So, your job search has reached a successful conclusion and you are ready to start work. What should you expect? Here are a few pointers to help you settle in quickly and make a good first impression on your new employer.
Find out about our top tips:
You should have got a feel for what to wear at work during the interview process. If not, or if you are unsure, call ahead to ask for clarification. Remember that first impressions count, so if in doubt, dress smartly and continue to do so for at least your first 90 days.
On your first day, be sure you know where you have to go and allow plenty of time for your journey.
Don't be a clock-watcher. Remember that rushing out of your workplace at the end of the day looks really bad – check to see if anyone needs anything before you go.
To help you settle into your new job, most companies will use your first day or two as an induction to introduce you to the company, its policies and the way it operates. You will also get to meet the people you will be working with and better understand what you will be doing on a day-to-day basis. Use the opportunity to ask questions, clarify priorities and raise concerns.
Don't just take a break or go on lunch without checking first – you never know if an urgent deadline has come in or if someone needs your assistance. If you go to get a drink – it's nice just to check if anyone wants anything.
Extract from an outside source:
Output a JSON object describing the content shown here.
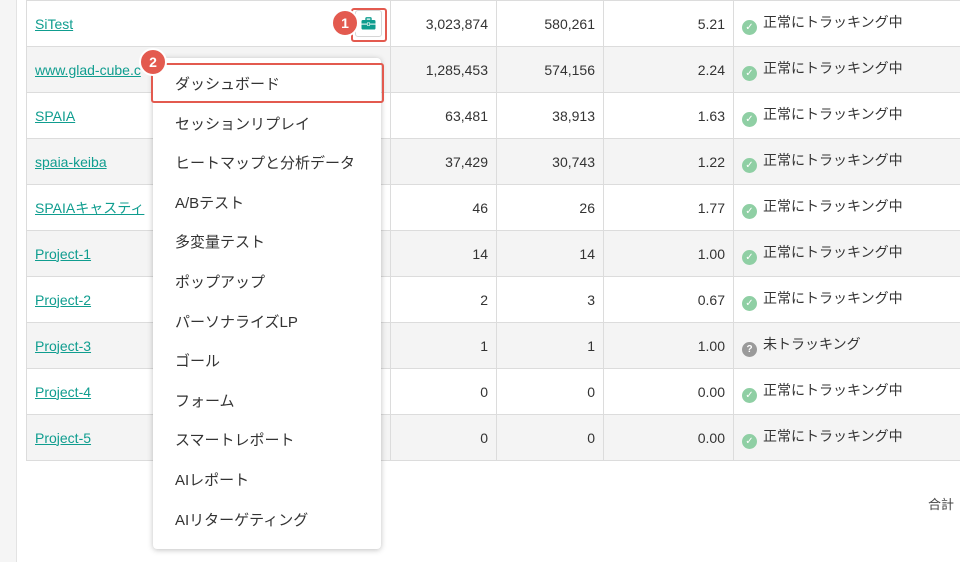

When you go to lunch or a break, ask someone. Apart from the fact that your manager is entitled to know where you are in working hours, if there is a fire drill while you are out, you must be accounted for. Also, in the event of a real emergency, your failure to communicate could cause someone to put themselves in danger unnecessarily.
Be proactive – if you have finished the work you've been given, seek out other tasks to complete or ask if anyone needs your help.
Keep your mobile phone on silent during office hours and do not disappear off to make long personal phone calls. Don't text or play with your phone during working hours.
Make sure you take notes in meetings (even if you don't think you need to!) and ask for help if you don't understand. Expect to get feedback on your performance in your first 90 days and take any criticism positively; learn from the experience of those around you and keep trying to progress. If feedback is not forthcoming, don't be afraid to ask for it.
Be polite, smile and try to remember the names of the people you meet. Don't alienate anyone by your behaviour and do try to meet people from different departments – you never know when you will need them! Make time to meet key people at all levels, above and below.
Employers can look you up online just like anyone else and so keep your personal and professional online personas separate and wisely control what can be easily accessed about you online. Think carefully about the content you are happy for anyone to see (on Facebook and blogs etc) and what is best saved for friends.
There have been incidents where graduates have been offered jobs, employers have seen their profiles and the offer was actually withdrawn – so be careful as it could happen to you.
You may have lots of new ideas in your first few weeks at work and want to suggest different ways of doing things. That's great, but take your time first to judge the lay of the land and the company's culture. As a guiding principle, take any advice you can get in the early days and don't offer too many opinions.
As an employee, you should receive an employment contract within two months of starting work. This will set down your main terms and conditions of employment: your rate of pay, how many days holiday you will get, your hours of work, etc. Your employer will need to check your right to work legally in the UK so you will need to bring your passport and work permit (if applicable) on your first day. Keep a copy of the signed contract in a safe place.
It is likely that your employment will be subject to a three or six month probationary period, during which your performance in the job will be monitored and reviewed to make sure you are suitable for the job.
At the end of the probationary period, your manager should have a meeting with you to let you know if you have successfully completed your probationary period. Different contractual terms (such as a longer notice period or perhaps a salary review) may apply on successful completion of the probationary period. Read your contract and ask if unsure.
Take part in social activities offered by your new company: they are a great way to get to know everyone better, make friends and feel like part of the team. If you don't feel comfortable with events involving alcohol then make other people aware of why that is the case and try to arrange something (going to a restaurant, a sporting activity) which is not centred around drinking.
If you have a P45 from a previous job, bring it with you on your first day. If you do not have a P45, ask your employer for a P46 form. You will need a P45 or P46 in order to be taxed at the correct rate.
If you're a student and you have a job, you'll have to pay National Insurance and Income Tax if you earn over a certain amount within a tax year.
Most employees are paid directly into their bank accounts and so bring your bank account details with you.
You employer is required to issue you with an itemised pay slip, which you should keep for your records.
Kingston University students can visit the My Kingston intranet site (KU login required) for more information.